February 13, 2016
Gstaad—I had the rather subversive idea of offering a six-figure sum to Oriel College, Oxford. On one condition: that the college immediately terminate the Rhodes scholarship for the South African Ntokozo Qwabe, the hypocrite who led the campaign to remove the statue of Cecil Rhodes, as well as any other recipients of Cecil’s munificence who are blackening his name a century later.
It is the least these hypocrites deserve. Oxbridge has become a joke by trying to emulate the LSE in radicalism and other such ludicrous poses. The group that called Jihadi John a beautiful young man should be allowed to speak at Oxford, according to some jerk who is the warden of Wadham College, Oxford, yet Germaine Greer is banned, illustrating the perversity of our universities. I debated four times at the Oxford Union, winning three out of four, and my only defeat was due to a politically incorrect remark I made when an extremely obese black female student complained about almost starving to death following Hurricane Katrina. (“You could use a bit of a diet, honey.”) I have never been invited back and am rather glad for that. It takes too long to get there, the dinner in black tie is rather sloppy, the wine quite poor, and the students not very respectful. But dim. PC reigns supreme. The only good that’s ever come out of the four trips is that three times out of four I brought some girl students back to London with me. Mind you, that was long ago.
Radical do-gooders are a pain in the ass. They are driven by moral rage, and PC is their bible. They are basically fanatics who mask their radicalism in pretend sainthood. Andrei Sinyavsky was such a moral do-gooder, a famous dissident in the Soviet Union until he migrated to Israel and joined the extremist group of settlers who would like to “disappear” the Palestinians on whose land they live. Some saint he. Reducing the world’s suffering is a noble idea, but those who get the most publicity have more often than not terrible double standards. Some American neocon recently wrote how a rational saint would rescue two strangers from drowning rather than one person, his mother, because saving two souls is better than one. Not me. I’d rather rescue my mother any day—I’m not English, after all—and to hell with two or three or four strangers. I guess that makes me a bad guy in the eyes of the moralists.

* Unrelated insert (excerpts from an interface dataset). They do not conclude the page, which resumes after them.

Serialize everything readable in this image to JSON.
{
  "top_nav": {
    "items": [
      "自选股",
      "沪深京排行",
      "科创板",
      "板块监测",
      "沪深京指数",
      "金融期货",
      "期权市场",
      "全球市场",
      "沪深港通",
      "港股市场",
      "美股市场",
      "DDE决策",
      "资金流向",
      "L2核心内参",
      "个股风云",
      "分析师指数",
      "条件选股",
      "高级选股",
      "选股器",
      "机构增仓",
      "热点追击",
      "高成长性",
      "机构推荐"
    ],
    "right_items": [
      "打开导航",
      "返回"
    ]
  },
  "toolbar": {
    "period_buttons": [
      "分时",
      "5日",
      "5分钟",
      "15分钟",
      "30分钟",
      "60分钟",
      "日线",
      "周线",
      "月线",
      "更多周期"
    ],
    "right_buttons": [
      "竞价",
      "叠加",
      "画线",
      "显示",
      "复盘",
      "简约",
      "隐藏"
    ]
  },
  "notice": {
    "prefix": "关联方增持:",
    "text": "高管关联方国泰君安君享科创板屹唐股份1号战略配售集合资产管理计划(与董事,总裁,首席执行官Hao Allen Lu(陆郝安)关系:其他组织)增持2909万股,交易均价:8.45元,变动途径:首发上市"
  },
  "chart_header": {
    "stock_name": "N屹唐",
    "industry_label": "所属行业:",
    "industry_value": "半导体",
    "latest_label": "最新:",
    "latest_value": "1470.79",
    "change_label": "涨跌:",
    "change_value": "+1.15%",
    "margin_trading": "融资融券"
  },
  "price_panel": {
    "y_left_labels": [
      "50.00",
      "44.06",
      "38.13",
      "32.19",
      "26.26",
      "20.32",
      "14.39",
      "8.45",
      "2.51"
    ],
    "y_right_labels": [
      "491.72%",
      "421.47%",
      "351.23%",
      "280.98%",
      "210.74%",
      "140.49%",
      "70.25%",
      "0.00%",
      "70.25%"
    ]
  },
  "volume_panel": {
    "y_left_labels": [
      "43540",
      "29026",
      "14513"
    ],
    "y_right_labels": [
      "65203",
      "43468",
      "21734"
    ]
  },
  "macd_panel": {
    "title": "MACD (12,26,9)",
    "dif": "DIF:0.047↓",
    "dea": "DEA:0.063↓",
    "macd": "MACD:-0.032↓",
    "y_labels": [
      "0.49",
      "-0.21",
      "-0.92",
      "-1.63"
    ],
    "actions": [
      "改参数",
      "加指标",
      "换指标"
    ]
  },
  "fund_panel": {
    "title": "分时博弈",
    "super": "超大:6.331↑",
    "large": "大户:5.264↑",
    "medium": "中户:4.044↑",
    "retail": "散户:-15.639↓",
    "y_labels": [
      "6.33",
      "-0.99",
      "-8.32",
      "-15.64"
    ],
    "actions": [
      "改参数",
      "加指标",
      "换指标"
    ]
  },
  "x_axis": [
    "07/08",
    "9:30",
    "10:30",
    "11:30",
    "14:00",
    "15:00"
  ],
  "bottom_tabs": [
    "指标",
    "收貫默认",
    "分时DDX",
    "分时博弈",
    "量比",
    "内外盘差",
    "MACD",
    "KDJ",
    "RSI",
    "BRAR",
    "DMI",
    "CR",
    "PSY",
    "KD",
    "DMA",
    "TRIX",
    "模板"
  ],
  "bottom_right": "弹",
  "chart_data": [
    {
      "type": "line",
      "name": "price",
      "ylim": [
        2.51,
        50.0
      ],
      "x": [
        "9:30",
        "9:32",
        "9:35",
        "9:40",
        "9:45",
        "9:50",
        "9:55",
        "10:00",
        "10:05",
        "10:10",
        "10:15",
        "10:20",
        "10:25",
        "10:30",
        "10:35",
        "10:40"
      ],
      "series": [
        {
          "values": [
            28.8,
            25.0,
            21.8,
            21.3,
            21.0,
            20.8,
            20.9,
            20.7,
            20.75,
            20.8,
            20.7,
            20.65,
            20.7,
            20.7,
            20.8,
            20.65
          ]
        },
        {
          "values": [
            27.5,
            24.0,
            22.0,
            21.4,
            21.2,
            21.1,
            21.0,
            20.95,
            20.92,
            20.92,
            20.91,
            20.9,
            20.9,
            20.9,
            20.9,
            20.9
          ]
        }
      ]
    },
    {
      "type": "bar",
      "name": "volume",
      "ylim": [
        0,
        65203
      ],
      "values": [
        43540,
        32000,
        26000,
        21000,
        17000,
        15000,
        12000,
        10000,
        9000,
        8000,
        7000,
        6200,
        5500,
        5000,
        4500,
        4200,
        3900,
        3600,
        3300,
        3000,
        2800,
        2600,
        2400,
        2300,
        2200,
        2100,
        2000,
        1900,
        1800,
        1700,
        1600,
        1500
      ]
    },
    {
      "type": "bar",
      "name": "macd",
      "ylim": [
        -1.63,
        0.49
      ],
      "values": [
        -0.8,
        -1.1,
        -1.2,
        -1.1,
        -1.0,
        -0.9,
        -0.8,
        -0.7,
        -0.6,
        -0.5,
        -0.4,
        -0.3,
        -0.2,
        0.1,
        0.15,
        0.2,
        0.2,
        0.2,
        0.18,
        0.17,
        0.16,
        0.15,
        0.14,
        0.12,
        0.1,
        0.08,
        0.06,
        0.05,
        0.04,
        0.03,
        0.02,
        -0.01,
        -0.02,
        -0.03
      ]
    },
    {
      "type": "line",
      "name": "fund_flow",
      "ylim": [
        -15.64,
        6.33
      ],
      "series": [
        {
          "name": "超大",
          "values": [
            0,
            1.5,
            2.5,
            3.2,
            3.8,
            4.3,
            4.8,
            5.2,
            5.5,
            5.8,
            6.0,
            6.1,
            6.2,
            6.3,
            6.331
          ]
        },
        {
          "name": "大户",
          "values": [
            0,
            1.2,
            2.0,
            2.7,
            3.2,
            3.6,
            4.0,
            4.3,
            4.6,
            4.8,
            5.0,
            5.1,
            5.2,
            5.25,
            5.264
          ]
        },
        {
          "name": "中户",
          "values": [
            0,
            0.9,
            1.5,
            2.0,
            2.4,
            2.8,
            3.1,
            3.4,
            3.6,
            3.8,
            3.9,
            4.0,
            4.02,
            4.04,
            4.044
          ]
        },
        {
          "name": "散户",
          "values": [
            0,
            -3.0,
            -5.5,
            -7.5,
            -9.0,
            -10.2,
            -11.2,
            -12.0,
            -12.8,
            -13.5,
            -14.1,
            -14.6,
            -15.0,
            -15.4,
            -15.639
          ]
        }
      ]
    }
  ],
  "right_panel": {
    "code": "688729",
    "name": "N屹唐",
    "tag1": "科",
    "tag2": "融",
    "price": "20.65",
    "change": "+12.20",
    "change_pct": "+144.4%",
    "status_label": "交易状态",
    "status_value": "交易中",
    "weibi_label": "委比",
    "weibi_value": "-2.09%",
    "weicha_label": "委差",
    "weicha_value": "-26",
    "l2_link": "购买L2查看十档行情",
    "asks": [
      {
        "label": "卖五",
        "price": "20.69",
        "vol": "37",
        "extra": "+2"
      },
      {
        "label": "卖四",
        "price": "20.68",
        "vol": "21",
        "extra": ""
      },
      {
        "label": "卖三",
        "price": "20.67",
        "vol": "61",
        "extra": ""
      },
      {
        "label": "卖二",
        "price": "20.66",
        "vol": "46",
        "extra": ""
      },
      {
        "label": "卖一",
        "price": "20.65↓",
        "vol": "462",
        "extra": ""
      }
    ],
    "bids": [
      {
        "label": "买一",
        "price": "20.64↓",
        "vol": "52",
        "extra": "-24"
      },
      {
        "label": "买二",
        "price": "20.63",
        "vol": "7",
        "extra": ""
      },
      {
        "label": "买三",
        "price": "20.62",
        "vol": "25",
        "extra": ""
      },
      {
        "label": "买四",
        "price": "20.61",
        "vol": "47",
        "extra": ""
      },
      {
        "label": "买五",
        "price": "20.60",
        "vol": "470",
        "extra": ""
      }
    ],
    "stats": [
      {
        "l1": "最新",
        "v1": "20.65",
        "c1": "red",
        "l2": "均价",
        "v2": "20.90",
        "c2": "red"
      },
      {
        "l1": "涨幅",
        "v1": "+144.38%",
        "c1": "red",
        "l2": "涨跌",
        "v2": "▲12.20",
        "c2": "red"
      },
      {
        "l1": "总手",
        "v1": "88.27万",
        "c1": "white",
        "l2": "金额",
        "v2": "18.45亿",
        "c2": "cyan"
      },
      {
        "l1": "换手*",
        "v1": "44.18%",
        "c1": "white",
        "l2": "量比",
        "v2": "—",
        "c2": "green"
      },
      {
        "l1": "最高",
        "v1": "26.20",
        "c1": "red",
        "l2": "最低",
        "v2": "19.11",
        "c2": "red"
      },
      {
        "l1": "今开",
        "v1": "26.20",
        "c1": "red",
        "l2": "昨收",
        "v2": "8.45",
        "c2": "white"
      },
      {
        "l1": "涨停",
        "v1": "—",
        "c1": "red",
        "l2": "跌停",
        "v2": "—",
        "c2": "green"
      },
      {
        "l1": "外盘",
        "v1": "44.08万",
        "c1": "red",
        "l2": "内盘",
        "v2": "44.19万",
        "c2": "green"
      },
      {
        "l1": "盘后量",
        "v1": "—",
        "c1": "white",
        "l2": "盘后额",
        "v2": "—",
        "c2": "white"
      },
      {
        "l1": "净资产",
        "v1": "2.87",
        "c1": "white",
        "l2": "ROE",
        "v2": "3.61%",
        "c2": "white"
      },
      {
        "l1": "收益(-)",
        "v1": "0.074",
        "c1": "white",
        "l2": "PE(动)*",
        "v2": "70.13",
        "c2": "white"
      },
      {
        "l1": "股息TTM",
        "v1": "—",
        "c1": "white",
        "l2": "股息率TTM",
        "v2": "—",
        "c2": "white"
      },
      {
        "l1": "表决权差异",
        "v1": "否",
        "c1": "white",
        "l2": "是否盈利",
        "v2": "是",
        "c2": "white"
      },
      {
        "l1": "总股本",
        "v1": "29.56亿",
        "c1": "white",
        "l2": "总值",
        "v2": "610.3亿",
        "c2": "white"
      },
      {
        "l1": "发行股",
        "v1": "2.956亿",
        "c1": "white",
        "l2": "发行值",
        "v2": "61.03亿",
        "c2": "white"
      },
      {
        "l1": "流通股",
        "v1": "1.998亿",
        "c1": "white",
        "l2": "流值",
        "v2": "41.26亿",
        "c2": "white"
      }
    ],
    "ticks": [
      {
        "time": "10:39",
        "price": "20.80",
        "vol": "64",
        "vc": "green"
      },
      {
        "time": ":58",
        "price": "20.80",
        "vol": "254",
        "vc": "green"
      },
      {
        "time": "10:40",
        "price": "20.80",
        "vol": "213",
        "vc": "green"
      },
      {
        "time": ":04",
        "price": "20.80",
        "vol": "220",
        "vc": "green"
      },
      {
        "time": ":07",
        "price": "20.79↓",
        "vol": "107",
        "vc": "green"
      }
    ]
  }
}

Can moral sainthood ever be a bore? Of course it can—sinners are much more fun. By this I mean sinners who sin against themselves, that is. I pride myself as being one. Sinning against one’s fellow man is a no-no. Uncle Sam means well, but has sinned against humanity since he was created. American Indians come to mind, not to mention Hiroshima and Nagasaki. Vladimir Putin is now portrayed as a very bad fellow, but he’s only looking out for his great country, something the moralists of the West do not seem to comprehend. Which brings me to an article in Tatler magazine about Greek shipowners.
The writer hints that the shipowners in London keep their money out of the home country that is suffering, and enjoy the high life in London’s hot spots while their fellow Greeks sink deeper and deeper into poverty. This is bollocks. The Greek state has always cheated its subjects, and the Greek diaspora took place because of the state’s failure and corruption. Greeks went abroad in order to compete on a level playing field. They took loans from foreign banks, repaid them after hard work, and built fleets having risked everything. And they repatriated their money by building ships in Greece, as well as factories, schools, and hospitals. The Greek flag is one of convenience, which means that taxes are low on Greek-flagged vessels.
Daily updates with TM’s latest